- Hormone medication Liothyronine has risen from 16p per tablet to £9.22
- It is relied on by sufferers who do not respond well to the standard treatment
- Thousands could be forced to travel to Europe where it costs a few euros a pack
- It is used to treat hypothyroidism, the most common thyroid disorder
The NHS is planning to stop prescribing a life-changing pill after its manufacturer raised the price by more than 5,000 per cent.
Liothyronine, used to treat patients with an underactive thyroid, has soared from 16p per tablet to £9.22 – an increase of 5,662 per cent.
The medicine, a synthetic version of the hormone T3, is relied on by sufferers who do not respond well to the cheaper alternative levothyroxine which is the standard treatment.
Because there is only one supplier of the drug, it means thousands of patients could be forced to travel to Europe to buy liothyronine, where a packet costs just a few euros.
The Times reported that the NHS says that the drug, a synthetic version of the hormone T3, is ‘clinically effective but … has been subject to excessive price inflation’.

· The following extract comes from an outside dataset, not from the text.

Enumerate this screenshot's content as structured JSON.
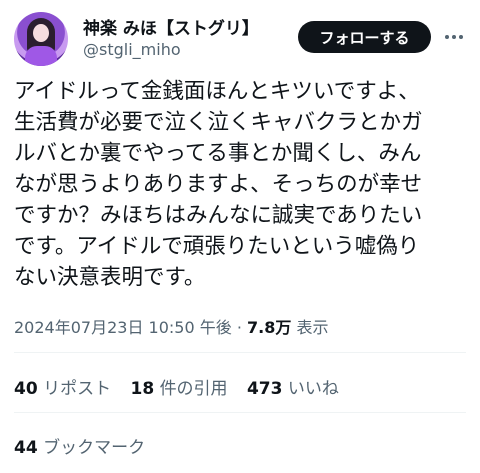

According to the paper, some health trusts have already stopped funding it, even though consultation on the price increase has only just ended.
Hypothyroidism affects 15 in every 1,000 women and one in 1,000 men in the UK.
Around one in 3,500-4,000 babies are born with an underactive thyroid.
NHS figures show liothyronine was prescribed to 13,000 patients last year.
The cost of prescribing the medicine to the NHS has risen from £3.7 million a year in 2011 to £30.6 million last year.
Lyn Mynott, chief executive of Thyroid UK, told The Times she had been inundated with phone calls from worried patients.
‘I think it’s going to be devastating for some,’ she said.
‘They are afraid they are going to be stopped and are expecting to become ill again.’
The price hike was brought in by Concordia International and a company that it bought.
Concordia has previously been exposed by an investigation in The Times for imposing big price rises for medicines.
A spokeswoman for Concordia International has previously defended the pricing, saying that the medicine was ‘incredibly difficult to manufacture’.